It’s a comforting sign familiar to many Foundation members: “At this season of the Winter Solstice, let reason prevail. There are no gods, no devils, no angels, no heaven or hell. There is only our natural world. Religion is but myth and superstition that hardens hearts and enslaves minds."
But for William J. Kelly, a Chicago Republican who’s running for Illinois state comptroller, it’s “hate speech” and he’s suing to censor it in the Capitol in Springfield.
The Foundation first put up its winter solstice display in 2008 in Springfield in response to the state’s troubling decision to allow a religious group to plant a very large nativity display in the Capitol rotunda. The state granted the Foundation’s permit application, as it did for a December 2009 display.
“We don’t think religion, or irreligion, belongs in state capitols,” Foundation Co-President Dan Barker noted at the time. “But if a state is going to permit a nativity display and create a public forum, then we want to be sure that the views of the 15 percent of the U.S. population who are not religious are also represented.”
Enter the aforesaid William J. Kelly, steaming mad, last Dec. 23. He tried to turn the FFRF sign face down before Capitol police showed him the door and told him not to come back until he found where he’d left his manners.
What Kelly found instead was a lawyer willing to make a federal case out of it against Jesse White, the Illinois secretary of state, for allowing the display. The complaint, naming White as defendant, says:
“The Capitol Building is visited by persons of all walks of life and by numerous school-aged children, including but not limited to grade-school children. The sign was . . . directly next to the decorated fir tree, leading reasonable persons who regularly visit the Capitol Building to conclude that the sign was endorsed by the Defendant as a state-sponsored opposing view to the displays. This is especially true in light of the fact that allowing the sign violates the very laws that the Defendant is obligated to follow. The sign was unlike any of the displays. The sign was not symbolic, but rather consisted solely of language intentionally denigrating religion and specifically denigrating Christianity, Catholicism, Judaism, Islam and others that worship God and/or believe in the concepts heaven and hell.”
Kelly further whines in the complaint that he “was forced to come into direct and unwelcomed contact with the sign by carrying out his activities as a citizen of the State of Illinois.”
(In other words, what else could he do but turn the sign face down before rushing home to take a cold shower, maybe after practicing some corporal mortification with a cilice belt like Brother Silas used on his thigh in “The Da Vinci Code.”)
Kelly’s complaint also says he “was required to alter his behavior as a result of the sign.”

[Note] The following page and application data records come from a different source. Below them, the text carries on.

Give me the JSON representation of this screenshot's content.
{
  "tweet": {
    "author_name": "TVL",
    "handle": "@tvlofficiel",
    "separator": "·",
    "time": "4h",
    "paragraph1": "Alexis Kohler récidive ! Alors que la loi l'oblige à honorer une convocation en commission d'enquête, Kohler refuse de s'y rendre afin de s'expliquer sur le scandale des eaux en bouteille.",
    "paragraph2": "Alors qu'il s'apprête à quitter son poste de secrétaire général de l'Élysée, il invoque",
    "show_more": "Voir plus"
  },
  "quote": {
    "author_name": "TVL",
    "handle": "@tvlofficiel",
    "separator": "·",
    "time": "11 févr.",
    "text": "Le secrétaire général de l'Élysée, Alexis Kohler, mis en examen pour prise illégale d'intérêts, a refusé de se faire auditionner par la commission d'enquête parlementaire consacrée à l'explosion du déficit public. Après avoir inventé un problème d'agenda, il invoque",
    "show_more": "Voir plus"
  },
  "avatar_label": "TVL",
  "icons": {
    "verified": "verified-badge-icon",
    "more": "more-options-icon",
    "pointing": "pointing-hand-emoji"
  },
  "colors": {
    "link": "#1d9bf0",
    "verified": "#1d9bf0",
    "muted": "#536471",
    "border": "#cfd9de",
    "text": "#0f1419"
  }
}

Wasn’t it about time?
Kelly asks the U.S. District Court to declare the Foundation’s display a violation of the Establishment Clause of the U.S. Constitution (you know, the clause that protects freedom of conscience for believers only in the Illinois Capitol).
The suit also demands that the court:
“Enter a preliminary injunction and subsequent permanent injunction prohibiting Defendant from placing or allowing to be placed the sign at issue or any such similar sign in the Capitol Building of the State of Illinois and any other State of Illinois buildings under the Defendant’s control.”
Kelly argues that the display is hostile to religion.
“The last couple of sentences do criticize religion,” Barker told CBS. “And of course, the beginning is a celebration of the winter solstice. But that kind of speech is protected as well — speech that is critical and speech that is supportive.”
You might see it as ironic for Kelly to say on his election Web site things like “Fairness Doctrine Not Fair” and “For Free Speech Speak Out.” You may experience further irony in knowing that the Federal Communications Commission stopped even pretending to enforce the Fairness Doctrine in 1987.
Kelly’s actions and lawsuit received a fair amount of media coverage, including at Huffington Post, where Matt Hotz commented:
“I question the faith of Christians or any religion, for that matter, who feel their faith can be threatened by any outside force or thought and decide to push back whether by gun, sword, fist or lawsuit as opposed to going within and seek out what that ‘threat’ can teach them about their faith and more importantly: their humanity.”
“We don’t think the rotunda of a state capitol — the seat of state government — should be designated a public forum where citizens can plant nativity displays or opinions about religion for weeks. If the manger scene goes, we’ll gladly take our sign down,” said Annie Laurie Gaylor, Foundation co-president.